January 26, 2005

Microsoft & Commodity Bundling

Earlier this week, I wrote about Firefox, Microsoft, and the browser wars. Yesterday I attended a lecture on Commodity Bundling and the Leverage of Market Power by Guanming Shi. Shi is tackling that old, but still relevant question of bundling and antitrust policy. According to Shi, "The conventional leverage theory argues that bundling enables the monopolist to foreclose or exclude entry into the bundled good market." This view was disputed by Chicago School theorists Richard Posner and Robert Bork, and Shi contends that Posner and Bork actually understate the case against antitrust prohibitions on bundling. This flies in the face of most economic research since Whinston's 1990 article, Tying, Foreclosure and Exclusion.

According to Shi, bundling sometimes encourages entry into new markets. With respect to Microsoft and browsers, for example, she writes:

First, Microsoft bundles IE with Windows to enter the otherwise monopolized browser market. The price for Navigator is driven down, which may make Netscape withdraw from the browser market because of the reduced profitability in the browser market. Second, this paper suggests that if potential entry occurs in both [the browser and operating system] markets, then given certain degree of product differentiation, the entrant would use bundling aggressively to enter the market. One way to stop entry is simply getting rid of the product that could be potential bundled by the entrant. So, if Microsoft would like to stop entry to the operating system market, it can do so by eliminating the existence of Navigator, which is exactly what the government alleged. Finally, it seems that, according to the analysis of this paper, the government‚s allegation that Microsoft‚s use of bundling is in violation of antitrust is not valid. As I just discussed, its use of bundling to enter the browser market is actually pro-competitive. Microsoft‚s practice of contracts that tended to exclude rivals, and various forms of predatory conduct, may be the focus of anti-trust attack, but not necessary the bundling practice. In fact, according to my analysis, banning bundling may actually help the monopolist to preserve market power.

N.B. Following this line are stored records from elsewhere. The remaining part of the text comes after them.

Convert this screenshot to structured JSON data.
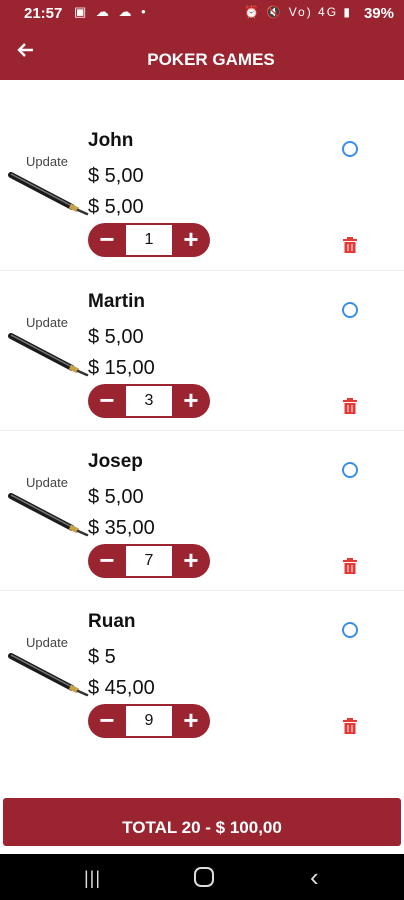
{
  "status": {
    "time": "21:57",
    "battery": "39%",
    "left_icons": "▣ ☁ ☁ •",
    "right_icons": "⏰ 🔇 Vo) 4G ▮"
  },
  "header": {
    "title": "POKER GAMES"
  },
  "items": [
    {
      "name": "John",
      "unit_price": "$ 5,00",
      "line_total": "$ 5,00",
      "quantity": "1",
      "update_label": "Update"
    },
    {
      "name": "Martin",
      "unit_price": "$ 5,00",
      "line_total": "$ 15,00",
      "quantity": "3",
      "update_label": "Update"
    },
    {
      "name": "Josep",
      "unit_price": "$ 5,00",
      "line_total": "$ 35,00",
      "quantity": "7",
      "update_label": "Update"
    },
    {
      "name": "Ruan",
      "unit_price": "$ 5",
      "line_total": "$ 45,00",
      "quantity": "9",
      "update_label": "Update"
    }
  ],
  "stepper": {
    "minus": "−",
    "plus": "+"
  },
  "total": {
    "label": "TOTAL 20 - $ 100,00"
  },
  "colors": {
    "primary": "#9a2530",
    "radio": "#3b8ee6",
    "trash": "#e53935"
  },
  "icons": {
    "back": "arrow-left-icon",
    "pen": "pen-icon",
    "radio": "radio-button-icon",
    "trash": "trash-icon"
  }
}
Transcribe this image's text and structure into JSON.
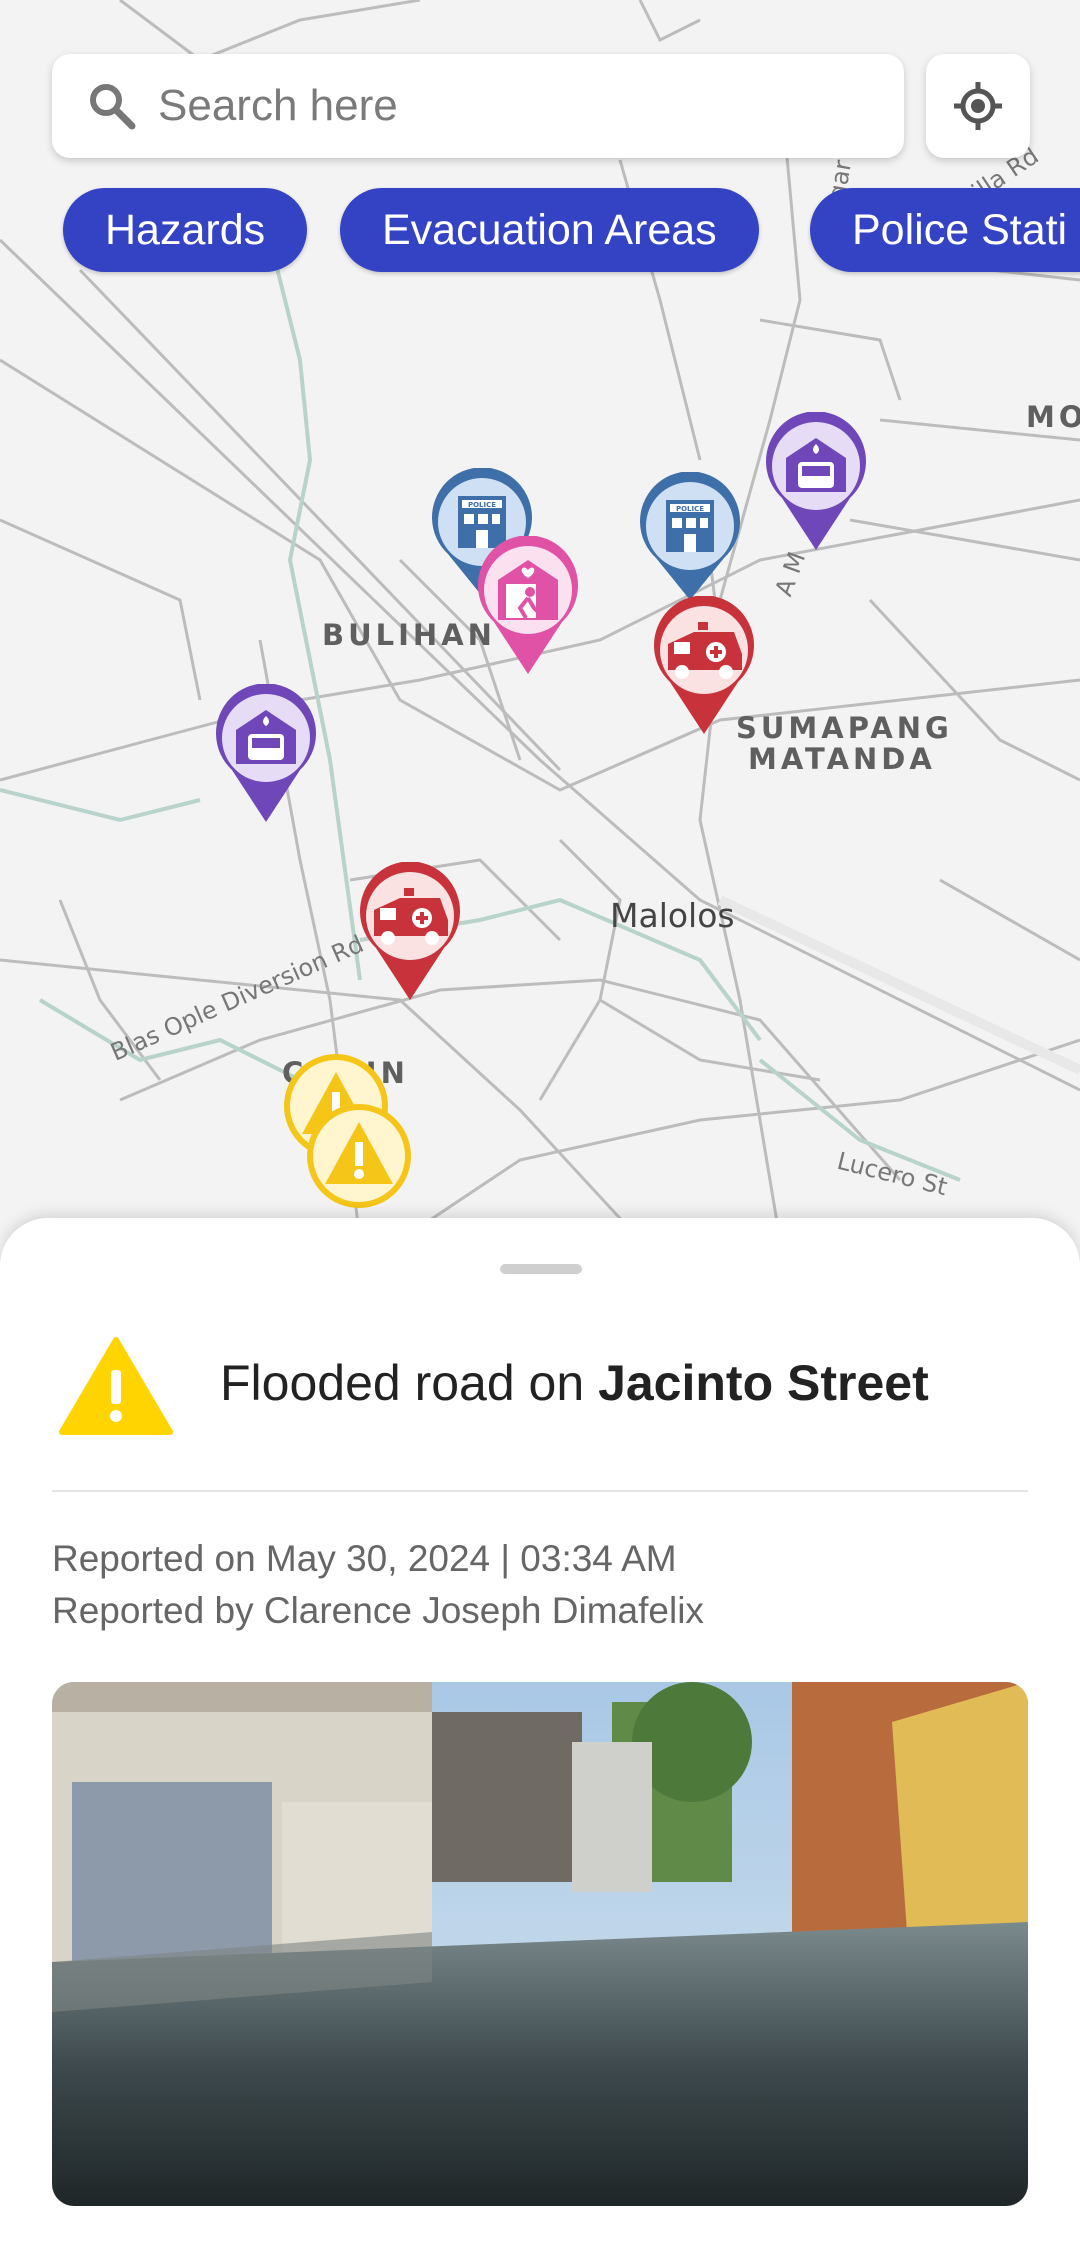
{
  "search": {
    "placeholder": "Search here",
    "icon": "search-icon"
  },
  "location_button": {
    "icon": "my-location-icon"
  },
  "filters": [
    "Hazards",
    "Evacuation Areas",
    "Police Stati"
  ],
  "colors": {
    "chip": "#3443c4",
    "hazard": "#f5c518",
    "police": "#3f6fa8",
    "fire": "#6f47b8",
    "ambulance": "#c8323b",
    "evacuation": "#e052a6"
  },
  "map": {
    "labels": {
      "bulihan": "BULIHAN",
      "sumapang_1": "SUMAPANG",
      "sumapang_2": "MATANDA",
      "malolos": "Malolos",
      "mo": "MO",
      "gin": "GIN",
      "c": "C"
    },
    "streets": {
      "blas_ople": "Blas Ople Diversion Rd",
      "lucero": "Lucero St",
      "am": "A M",
      "gar": "gar",
      "illa_rd": "illa Rd"
    },
    "police_sign": "POLICE"
  },
  "report": {
    "title_prefix": "Flooded road on ",
    "title_street": "Jacinto Street",
    "reported_on": "Reported on May 30, 2024 | 03:34 AM",
    "reported_by": "Reported by Clarence Joseph Dimafelix"
  }
}
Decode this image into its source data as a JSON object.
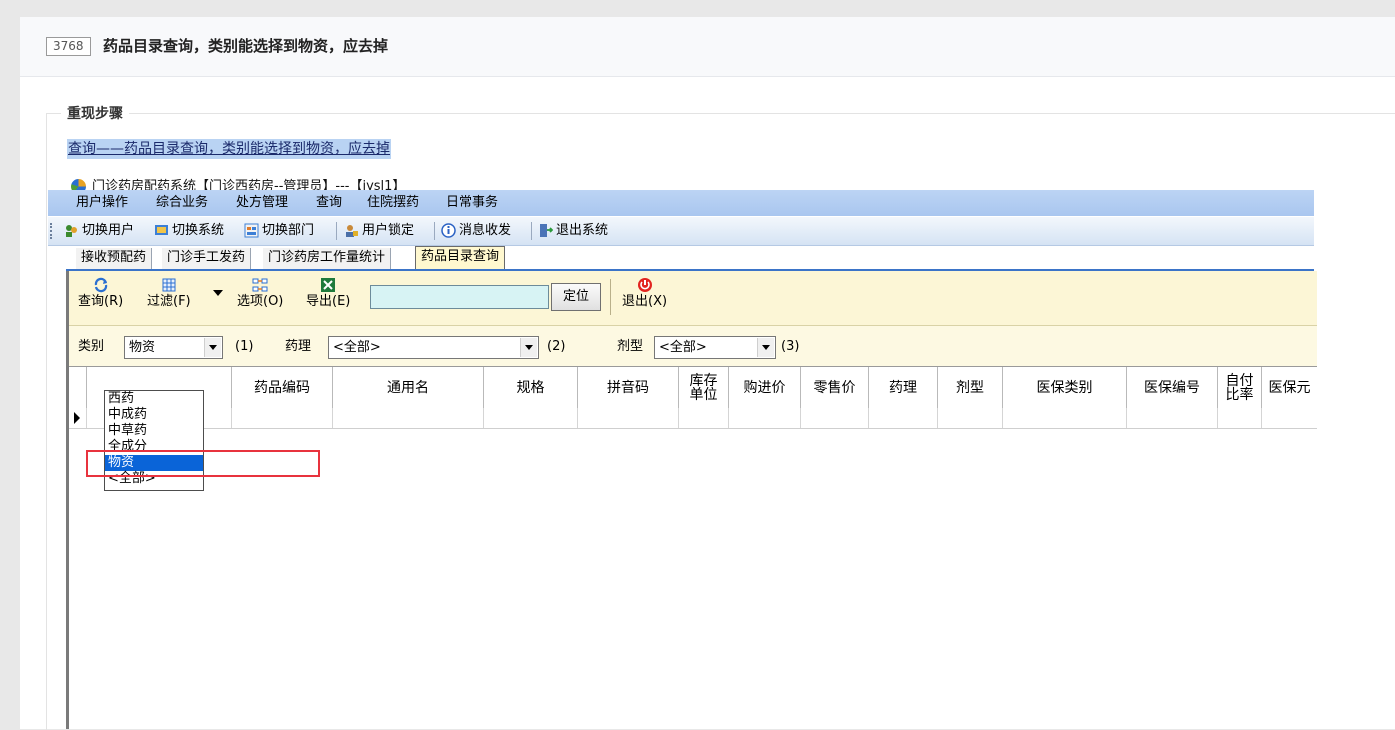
{
  "issue": {
    "id": "3768",
    "title": "药品目录查询，类别能选择到物资，应去掉"
  },
  "section": {
    "legend": "重现步骤",
    "steps_text": "查询——药品目录查询，类别能选择到物资，应去掉"
  },
  "app": {
    "window_title": "门诊药房配药系统【门诊西药房--管理员】---【jysl1】",
    "menu": [
      "用户操作",
      "综合业务",
      "处方管理",
      "查询",
      "住院摆药",
      "日常事务"
    ],
    "toolbar": [
      "切换用户",
      "切换系统",
      "切换部门",
      "用户锁定",
      "消息收发",
      "退出系统"
    ],
    "tabs": [
      "接收预配药",
      "门诊手工发药",
      "门诊药房工作量统计",
      "药品目录查询"
    ],
    "active_tab": "药品目录查询",
    "actions": {
      "query": "查询(R)",
      "filter": "过滤(F)",
      "options": "选项(O)",
      "export": "导出(E)",
      "locate": "定位",
      "exit": "退出(X)"
    },
    "filters": {
      "category_label": "类别",
      "category_value": "物资",
      "category_hotkey": "(1)",
      "pharmacology_label": "药理",
      "pharmacology_value": "<全部>",
      "pharmacology_hotkey": "(2)",
      "dosage_label": "剂型",
      "dosage_value": "<全部>",
      "dosage_hotkey": "(3)"
    },
    "category_options": [
      "西药",
      "中成药",
      "中草药",
      "全成分",
      "物资",
      "<全部>"
    ],
    "selected_option": "物资",
    "columns": [
      "药品编码",
      "通用名",
      "规格",
      "拼音码",
      "库存\n单位",
      "购进价",
      "零售价",
      "药理",
      "剂型",
      "医保类别",
      "医保编号",
      "自付\n比率",
      "医保元"
    ]
  },
  "colors": {
    "highlight_border": "#e8333e",
    "selected_option_bg": "#0a64d8",
    "menubar": "#b4cdf2",
    "panel_bg": "#fdf9e2"
  }
}
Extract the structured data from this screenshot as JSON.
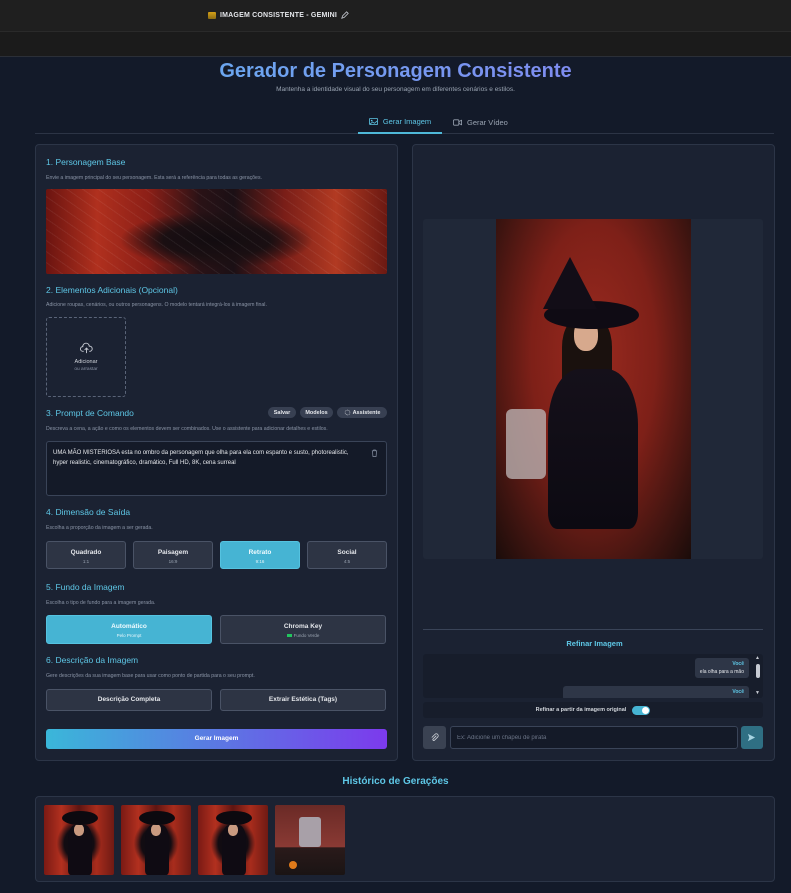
{
  "window": {
    "title": "IMAGEM CONSISTENTE - GEMINI"
  },
  "header": {
    "title": "Gerador de Personagem Consistente",
    "subtitle": "Mantenha a identidade visual do seu personagem em diferentes cenários e estilos."
  },
  "tabs": [
    {
      "label": "Gerar Imagem",
      "active": true
    },
    {
      "label": "Gerar Vídeo",
      "active": false
    }
  ],
  "sections": {
    "base": {
      "title": "1. Personagem Base",
      "desc": "Envie a imagem principal do seu personagem. Esta será a referência para todas as gerações."
    },
    "elements": {
      "title": "2. Elementos Adicionais (Opcional)",
      "desc": "Adicione roupas, cenários, ou outros personagens. O modelo tentará integrá-los à imagem final.",
      "upload_label": "Adicionar",
      "upload_sub": "ou arrastar"
    },
    "prompt": {
      "title": "3. Prompt de Comando",
      "desc": "Descreva a cena, a ação e como os elementos devem ser combinados. Use o assistente para adicionar detalhes e estilos.",
      "buttons": {
        "save": "Salvar",
        "models": "Modelos",
        "assistant": "Assistente"
      },
      "value": "UMA MÃO MISTERIOSA esta no ombro da personagem que olha para ela com espanto e susto, photorealistic, hyper realistic, cinematográfico, dramático, Full HD, 8K, cena surreal"
    },
    "dimension": {
      "title": "4. Dimensão de Saída",
      "desc": "Escolha a proporção da imagem a ser gerada.",
      "options": [
        {
          "label": "Quadrado",
          "ratio": "1:1",
          "selected": false
        },
        {
          "label": "Paisagem",
          "ratio": "16:9",
          "selected": false
        },
        {
          "label": "Retrato",
          "ratio": "9:16",
          "selected": true
        },
        {
          "label": "Social",
          "ratio": "4:5",
          "selected": false
        }
      ]
    },
    "background": {
      "title": "5. Fundo da Imagem",
      "desc": "Escolha o tipo de fundo para a imagem gerada.",
      "options": [
        {
          "label": "Automático",
          "sub": "Pelo Prompt",
          "selected": true
        },
        {
          "label": "Chroma Key",
          "sub": "Fundo Verde",
          "selected": false
        }
      ]
    },
    "description": {
      "title": "6. Descrição da Imagem",
      "desc": "Gere descrições da sua imagem base para usar como ponto de partida para o seu prompt.",
      "buttons": {
        "full": "Descrição Completa",
        "tags": "Extrair Estética (Tags)"
      }
    },
    "generate_label": "Gerar Imagem"
  },
  "refine": {
    "title": "Refinar Imagem",
    "messages": [
      {
        "author": "Você",
        "text": "ela olha para a mão"
      },
      {
        "author": "Você",
        "text": ""
      }
    ],
    "toggle_label": "Refinar a partir da imagem original",
    "toggle_on": true,
    "input_placeholder": "Ex: Adicione um chapéu de pirata"
  },
  "history": {
    "title": "Histórico de Gerações",
    "count": 4
  },
  "colors": {
    "accent": "#5ec7e6",
    "selected": "#46b4d3",
    "gradient_start": "#3ab7d9",
    "gradient_end": "#7c3aed"
  }
}
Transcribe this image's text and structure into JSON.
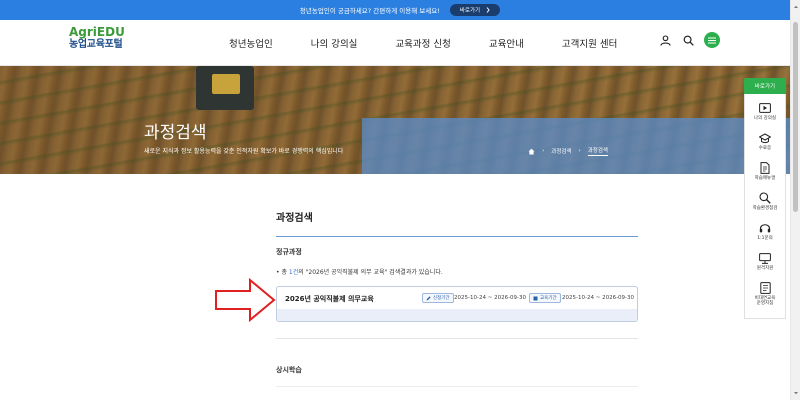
{
  "topbar": {
    "text": "청년농업인이 궁금하세요? 간편하게 이용해 보세요!",
    "button": "바로가기"
  },
  "logo": {
    "top": "AgriEDU",
    "bottom": "농업교육포털"
  },
  "gnb": [
    "청년농업인",
    "나의 강의실",
    "교육과정 신청",
    "교육안내",
    "고객지원 센터"
  ],
  "hero": {
    "title": "과정검색",
    "subtitle": "새로운 지식과 정보 활용능력을 갖춘 인적자원 확보가 바로 경쟁력의 핵심입니다",
    "breadcrumb": [
      "과정검색",
      "과정검색"
    ]
  },
  "main": {
    "page_title": "과정검색",
    "section1_title": "정규과정",
    "result_prefix": "• 총 ",
    "result_count": "1건",
    "result_suffix": "의 \"2026년 공익직불제 의무 교육\" 검색결과가 있습니다.",
    "course": {
      "name": "2026년 공익직불제 의무교육",
      "badge_apply": "신청기간",
      "apply_period": "2025-10-24 ~ 2026-09-30",
      "badge_edu": "교육기간",
      "edu_period": "2025-10-24 ~ 2026-09-30"
    },
    "section2_title": "상시학습"
  },
  "quick": {
    "head": "바로가기",
    "items": [
      {
        "label": "나의 강의실",
        "icon": "play-icon"
      },
      {
        "label": "수료증",
        "icon": "graduation-cap-icon"
      },
      {
        "label": "학습매뉴얼",
        "icon": "document-icon"
      },
      {
        "label": "학습환경점검",
        "icon": "magnifier-icon"
      },
      {
        "label": "1:1문의",
        "icon": "headset-icon"
      },
      {
        "label": "원격지원",
        "icon": "monitor-icon"
      },
      {
        "label": "비대면교육\n운영지침",
        "icon": "guide-icon"
      }
    ]
  },
  "colors": {
    "accent_green": "#2eaf4d",
    "topbar_blue": "#2b7fe0",
    "brand_navy": "#1f4f8a",
    "arrow_red": "#e02020"
  }
}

Interesting stuff.

Posted by Gordon at January 26, 2005 11:24 PM | Internet